**What the exercise asks**
Only an exact repetition of all the entries will be accepted.

(Data about app and page elements)

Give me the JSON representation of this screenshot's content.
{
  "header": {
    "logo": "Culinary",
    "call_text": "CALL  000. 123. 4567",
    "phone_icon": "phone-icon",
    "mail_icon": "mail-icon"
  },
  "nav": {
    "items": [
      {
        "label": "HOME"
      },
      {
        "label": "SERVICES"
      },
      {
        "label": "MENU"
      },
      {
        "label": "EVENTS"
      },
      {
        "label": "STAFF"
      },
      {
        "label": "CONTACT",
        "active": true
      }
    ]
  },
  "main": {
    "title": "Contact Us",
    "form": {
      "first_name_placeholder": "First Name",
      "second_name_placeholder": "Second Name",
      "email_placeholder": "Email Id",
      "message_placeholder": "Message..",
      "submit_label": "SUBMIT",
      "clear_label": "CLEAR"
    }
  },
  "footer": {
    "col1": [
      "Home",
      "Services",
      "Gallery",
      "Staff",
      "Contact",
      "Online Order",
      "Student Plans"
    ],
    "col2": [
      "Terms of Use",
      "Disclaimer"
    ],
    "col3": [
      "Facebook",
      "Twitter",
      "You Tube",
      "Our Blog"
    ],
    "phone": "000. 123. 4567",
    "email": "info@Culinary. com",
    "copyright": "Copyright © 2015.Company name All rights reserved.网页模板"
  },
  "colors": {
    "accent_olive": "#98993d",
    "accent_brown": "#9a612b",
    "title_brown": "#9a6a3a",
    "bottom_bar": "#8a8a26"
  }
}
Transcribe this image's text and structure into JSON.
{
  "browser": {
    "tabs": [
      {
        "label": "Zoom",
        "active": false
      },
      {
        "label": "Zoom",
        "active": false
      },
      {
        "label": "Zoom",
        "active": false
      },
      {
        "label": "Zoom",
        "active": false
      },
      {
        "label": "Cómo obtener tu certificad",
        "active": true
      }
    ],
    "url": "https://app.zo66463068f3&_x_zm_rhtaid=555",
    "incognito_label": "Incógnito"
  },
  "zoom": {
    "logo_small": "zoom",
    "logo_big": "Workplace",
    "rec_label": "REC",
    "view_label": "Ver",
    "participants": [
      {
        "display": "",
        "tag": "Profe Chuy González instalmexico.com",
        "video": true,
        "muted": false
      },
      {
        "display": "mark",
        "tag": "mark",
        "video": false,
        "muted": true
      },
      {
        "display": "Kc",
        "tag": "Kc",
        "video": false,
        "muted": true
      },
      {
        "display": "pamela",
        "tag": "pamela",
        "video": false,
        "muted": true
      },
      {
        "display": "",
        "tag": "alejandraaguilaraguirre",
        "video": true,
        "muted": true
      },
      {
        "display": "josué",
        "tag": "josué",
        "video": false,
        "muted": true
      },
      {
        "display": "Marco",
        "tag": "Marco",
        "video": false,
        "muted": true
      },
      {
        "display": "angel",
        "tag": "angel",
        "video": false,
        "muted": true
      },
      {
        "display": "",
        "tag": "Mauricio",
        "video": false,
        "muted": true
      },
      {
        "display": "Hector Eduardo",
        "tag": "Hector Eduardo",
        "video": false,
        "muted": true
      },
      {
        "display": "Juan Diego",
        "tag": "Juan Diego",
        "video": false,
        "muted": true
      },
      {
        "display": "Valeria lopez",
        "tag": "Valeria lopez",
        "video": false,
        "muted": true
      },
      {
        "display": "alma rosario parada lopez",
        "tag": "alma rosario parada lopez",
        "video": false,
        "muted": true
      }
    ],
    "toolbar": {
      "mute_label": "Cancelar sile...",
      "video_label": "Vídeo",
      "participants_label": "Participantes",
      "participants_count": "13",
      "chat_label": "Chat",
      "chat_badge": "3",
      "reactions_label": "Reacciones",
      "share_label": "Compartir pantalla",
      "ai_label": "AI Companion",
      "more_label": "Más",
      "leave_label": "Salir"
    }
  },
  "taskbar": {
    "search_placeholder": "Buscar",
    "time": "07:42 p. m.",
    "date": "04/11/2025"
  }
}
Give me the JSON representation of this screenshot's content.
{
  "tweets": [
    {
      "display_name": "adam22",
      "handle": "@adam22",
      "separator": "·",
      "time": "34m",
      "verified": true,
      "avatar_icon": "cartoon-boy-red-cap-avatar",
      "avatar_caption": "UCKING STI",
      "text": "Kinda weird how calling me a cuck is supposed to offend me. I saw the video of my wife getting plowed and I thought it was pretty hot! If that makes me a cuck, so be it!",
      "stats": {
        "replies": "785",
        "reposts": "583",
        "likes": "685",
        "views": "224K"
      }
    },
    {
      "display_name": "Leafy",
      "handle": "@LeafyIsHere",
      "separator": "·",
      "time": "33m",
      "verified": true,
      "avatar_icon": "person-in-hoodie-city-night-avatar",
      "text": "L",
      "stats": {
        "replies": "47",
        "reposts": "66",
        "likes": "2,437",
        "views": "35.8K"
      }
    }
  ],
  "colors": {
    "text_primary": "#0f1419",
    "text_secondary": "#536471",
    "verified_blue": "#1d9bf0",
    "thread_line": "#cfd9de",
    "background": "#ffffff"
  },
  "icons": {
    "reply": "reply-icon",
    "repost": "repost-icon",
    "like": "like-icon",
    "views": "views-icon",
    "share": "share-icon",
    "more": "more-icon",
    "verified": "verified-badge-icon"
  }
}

**Answer space**
Give me the JSON representation of this screenshot's content.
{
  "header": {
    "logo": "Culinary",
    "call_text": "CALL  000. 123. 4567",
    "phone_icon": "phone-icon",
    "mail_icon": "mail-icon"
  },
  "nav": {
    "items": [
      {
        "label": "HOME"
      },
      {
        "label": "SERVICES"
      },
      {
        "label": "MENU"
      },
      {
        "label": "EVENTS"
      },
      {
        "label": "STAFF"
      },
      {
        "label": "CONTACT",
        "active": true
      }
    ]
  },
  "main": {
    "title": "Contact Us",
    "form": {
      "first_name_placeholder": "First Name",
      "second_name_placeholder": "Second Name",
      "email_placeholder": "Email Id",
      "message_placeholder": "Message..",
      "submit_label": "SUBMIT",
      "clear_label": "CLEAR"
    }
  },
  "footer": {
    "col1": [
      "Home",
      "Services",
      "Gallery",
      "Staff",
      "Contact",
      "Online Order",
      "Student Plans"
    ],
    "col2": [
      "Terms of Use",
      "Disclaimer"
    ],
    "col3": [
      "Facebook",
      "Twitter",
      "You Tube",
      "Our Blog"
    ],
    "phone": "000. 123. 4567",
    "email": "info@Culinary. com",
    "copyright": "Copyright © 2015.Company name All rights reserved.网页模板"
  },
  "colors": {
    "accent_olive": "#98993d",
    "accent_brown": "#9a612b",
    "title_brown": "#9a6a3a",
    "bottom_bar": "#8a8a26"
  }
}
Transcribe this image's text and structure into JSON.
{
  "browser": {
    "tabs": [
      {
        "label": "Zoom",
        "active": false
      },
      {
        "label": "Zoom",
        "active": false
      },
      {
        "label": "Zoom",
        "active": false
      },
      {
        "label": "Zoom",
        "active": false
      },
      {
        "label": "Cómo obtener tu certificad",
        "active": true
      }
    ],
    "url": "https://app.zo66463068f3&_x_zm_rhtaid=555",
    "incognito_label": "Incógnito"
  },
  "zoom": {
    "logo_small": "zoom",
    "logo_big": "Workplace",
    "rec_label": "REC",
    "view_label": "Ver",
    "participants": [
      {
        "display": "",
        "tag": "Profe Chuy González instalmexico.com",
        "video": true,
        "muted": false
      },
      {
        "display": "mark",
        "tag": "mark",
        "video": false,
        "muted": true
      },
      {
        "display": "Kc",
        "tag": "Kc",
        "video": false,
        "muted": true
      },
      {
        "display": "pamela",
        "tag": "pamela",
        "video": false,
        "muted": true
      },
      {
        "display": "",
        "tag": "alejandraaguilaraguirre",
        "video": true,
        "muted": true
      },
      {
        "display": "josué",
        "tag": "josué",
        "video": false,
        "muted": true
      },
      {
        "display": "Marco",
        "tag": "Marco",
        "video": false,
        "muted": true
      },
      {
        "display": "angel",
        "tag": "angel",
        "video": false,
        "muted": true
      },
      {
        "display": "",
        "tag": "Mauricio",
        "video": false,
        "muted": true
      },
      {
        "display": "Hector Eduardo",
        "tag": "Hector Eduardo",
        "video": false,
        "muted": true
      },
      {
        "display": "Juan Diego",
        "tag": "Juan Diego",
        "video": false,
        "muted": true
      },
      {
        "display": "Valeria lopez",
        "tag": "Valeria lopez",
        "video": false,
        "muted": true
      },
      {
        "display": "alma rosario parada lopez",
        "tag": "alma rosario parada lopez",
        "video": false,
        "muted": true
      }
    ],
    "toolbar": {
      "mute_label": "Cancelar sile...",
      "video_label": "Vídeo",
      "participants_label": "Participantes",
      "participants_count": "13",
      "chat_label": "Chat",
      "chat_badge": "3",
      "reactions_label": "Reacciones",
      "share_label": "Compartir pantalla",
      "ai_label": "AI Companion",
      "more_label": "Más",
      "leave_label": "Salir"
    }
  },
  "taskbar": {
    "search_placeholder": "Buscar",
    "time": "07:42 p. m.",
    "date": "04/11/2025"
  }
}
Give me the JSON representation of this screenshot's content.
{
  "tweets": [
    {
      "display_name": "adam22",
      "handle": "@adam22",
      "separator": "·",
      "time": "34m",
      "verified": true,
      "avatar_icon": "cartoon-boy-red-cap-avatar",
      "avatar_caption": "UCKING STI",
      "text": "Kinda weird how calling me a cuck is supposed to offend me. I saw the video of my wife getting plowed and I thought it was pretty hot! If that makes me a cuck, so be it!",
      "stats": {
        "replies": "785",
        "reposts": "583",
        "likes": "685",
        "views": "224K"
      }
    },
    {
      "display_name": "Leafy",
      "handle": "@LeafyIsHere",
      "separator": "·",
      "time": "33m",
      "verified": true,
      "avatar_icon": "person-in-hoodie-city-night-avatar",
      "text": "L",
      "stats": {
        "replies": "47",
        "reposts": "66",
        "likes": "2,437",
        "views": "35.8K"
      }
    }
  ],
  "colors": {
    "text_primary": "#0f1419",
    "text_secondary": "#536471",
    "verified_blue": "#1d9bf0",
    "thread_line": "#cfd9de",
    "background": "#ffffff"
  },
  "icons": {
    "reply": "reply-icon",
    "repost": "repost-icon",
    "like": "like-icon",
    "views": "views-icon",
    "share": "share-icon",
    "more": "more-icon",
    "verified": "verified-badge-icon"
  }
}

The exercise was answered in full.